Also, the debits of each transaction are listed before the credits in each transaction. As Blur Guitar, Inc. buys inventory and makes sales throughout the year, it records all of the transactions as journal entries in the general journal. At the end of the year or the end of a reporting period, these transactions are taken from the general journal and posted to individual ledgers. For accounting purposes, a journal may be a physical record or a digital document stored as a book, a spreadsheet, or data entered into accounting software. When a transaction is made, a bookkeeper records it as a journal entry.
Despite advances in software technology, there will always be a need to record non-routine transactions in general journals, such as sales of assets, bad debt, partial payments, and depreciation. Journals are straightforward to review and easily transferred later in the accounting process. Journals, in addition to the general ledger, are often reviewed as part of a trade or audit process.
How to Do Accounting Journal Entries?
In the second step of the accounting cycle, your journal entries get put into the general ledger. A journal is an account in which a business records its financial transactions. Businesses use the journal to transfer information or reconcile records of income and expenditure with the entries in a general ledger.
What is a Journal?
As they’re recorded, transactions are assigned to a specific ledger class using a «chart of accounts» number.
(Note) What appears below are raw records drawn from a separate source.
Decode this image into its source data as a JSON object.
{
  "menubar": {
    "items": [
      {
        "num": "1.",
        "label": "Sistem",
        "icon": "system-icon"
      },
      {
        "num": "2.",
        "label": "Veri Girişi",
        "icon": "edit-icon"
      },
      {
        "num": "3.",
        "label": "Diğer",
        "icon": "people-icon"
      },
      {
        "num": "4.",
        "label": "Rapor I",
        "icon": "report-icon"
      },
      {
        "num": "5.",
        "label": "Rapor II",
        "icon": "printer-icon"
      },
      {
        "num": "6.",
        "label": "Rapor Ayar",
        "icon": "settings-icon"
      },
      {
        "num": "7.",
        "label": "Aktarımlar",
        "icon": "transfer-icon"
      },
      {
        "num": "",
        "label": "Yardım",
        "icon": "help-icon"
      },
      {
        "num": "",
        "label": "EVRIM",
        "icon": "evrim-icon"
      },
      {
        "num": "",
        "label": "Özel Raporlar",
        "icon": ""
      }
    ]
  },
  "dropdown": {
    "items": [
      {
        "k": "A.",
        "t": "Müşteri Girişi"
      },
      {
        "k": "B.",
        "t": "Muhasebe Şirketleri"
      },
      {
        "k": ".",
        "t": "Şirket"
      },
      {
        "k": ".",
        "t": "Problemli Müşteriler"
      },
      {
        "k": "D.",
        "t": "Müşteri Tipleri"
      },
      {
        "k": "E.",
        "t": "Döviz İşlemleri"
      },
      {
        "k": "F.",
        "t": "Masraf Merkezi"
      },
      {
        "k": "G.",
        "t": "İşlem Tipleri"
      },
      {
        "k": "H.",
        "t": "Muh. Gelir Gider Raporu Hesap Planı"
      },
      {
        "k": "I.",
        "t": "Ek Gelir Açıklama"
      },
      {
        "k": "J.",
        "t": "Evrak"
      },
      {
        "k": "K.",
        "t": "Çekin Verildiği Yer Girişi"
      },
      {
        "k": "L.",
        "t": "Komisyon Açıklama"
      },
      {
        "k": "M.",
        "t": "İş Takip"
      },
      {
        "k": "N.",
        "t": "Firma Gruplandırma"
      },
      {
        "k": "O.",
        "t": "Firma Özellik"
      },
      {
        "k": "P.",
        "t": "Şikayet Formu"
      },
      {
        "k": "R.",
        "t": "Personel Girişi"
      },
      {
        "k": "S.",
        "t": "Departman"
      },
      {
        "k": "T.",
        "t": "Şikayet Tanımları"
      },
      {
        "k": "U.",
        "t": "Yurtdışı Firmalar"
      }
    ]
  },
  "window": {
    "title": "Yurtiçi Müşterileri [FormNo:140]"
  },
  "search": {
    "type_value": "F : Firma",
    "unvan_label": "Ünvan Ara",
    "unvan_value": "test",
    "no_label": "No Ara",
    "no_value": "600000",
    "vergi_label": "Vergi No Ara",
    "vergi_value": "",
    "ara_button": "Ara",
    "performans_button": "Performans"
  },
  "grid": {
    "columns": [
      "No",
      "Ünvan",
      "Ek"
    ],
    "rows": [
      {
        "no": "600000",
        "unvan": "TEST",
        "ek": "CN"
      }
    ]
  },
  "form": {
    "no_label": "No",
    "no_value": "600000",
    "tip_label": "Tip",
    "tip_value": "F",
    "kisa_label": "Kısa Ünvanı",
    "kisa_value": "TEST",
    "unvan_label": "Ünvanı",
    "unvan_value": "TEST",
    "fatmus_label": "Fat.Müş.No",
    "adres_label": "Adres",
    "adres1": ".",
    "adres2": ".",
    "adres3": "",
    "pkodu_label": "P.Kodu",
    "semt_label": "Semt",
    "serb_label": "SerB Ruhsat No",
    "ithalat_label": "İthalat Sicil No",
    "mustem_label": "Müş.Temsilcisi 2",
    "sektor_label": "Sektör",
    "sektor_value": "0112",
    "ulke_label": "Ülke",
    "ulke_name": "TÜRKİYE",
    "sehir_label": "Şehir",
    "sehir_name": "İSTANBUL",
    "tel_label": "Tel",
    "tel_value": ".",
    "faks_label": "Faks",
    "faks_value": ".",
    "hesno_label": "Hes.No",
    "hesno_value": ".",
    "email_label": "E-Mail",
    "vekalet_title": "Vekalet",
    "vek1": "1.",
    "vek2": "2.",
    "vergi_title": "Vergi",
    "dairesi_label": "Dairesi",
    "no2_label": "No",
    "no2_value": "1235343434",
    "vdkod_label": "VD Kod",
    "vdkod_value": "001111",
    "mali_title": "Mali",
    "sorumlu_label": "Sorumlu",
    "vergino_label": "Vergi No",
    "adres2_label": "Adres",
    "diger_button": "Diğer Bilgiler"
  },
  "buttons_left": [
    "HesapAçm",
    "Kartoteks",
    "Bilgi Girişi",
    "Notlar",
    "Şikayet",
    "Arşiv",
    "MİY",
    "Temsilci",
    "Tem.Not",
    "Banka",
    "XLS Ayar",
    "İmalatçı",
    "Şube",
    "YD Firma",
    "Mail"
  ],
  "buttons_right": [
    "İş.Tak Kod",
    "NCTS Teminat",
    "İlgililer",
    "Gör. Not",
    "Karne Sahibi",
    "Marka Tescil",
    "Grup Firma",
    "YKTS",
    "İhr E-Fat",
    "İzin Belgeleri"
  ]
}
This makes it easier to find and account for the information needed to prepare profit and loss statements, financial statements, and other important financial reports. That way they can separate out these transactions by their ledger class. The logic behind a journal entry is to record every business transaction in at least two places (known as double entry accounting).
These examples demonstrate how general journal entries are used to record various types of transactions in an organized and consistent manner. Today, most organizations use accounting software to record transactions in general ledgers and to journals, which has dramatically streamlined these basic record keeping activities. In fact, most accounting software now maintains a central repository where companies can log both ledger and journal entries simultaneously. These advances in technology make it easier and less tedious to record transactions, and you don’t need to maintain each book of accounts separately.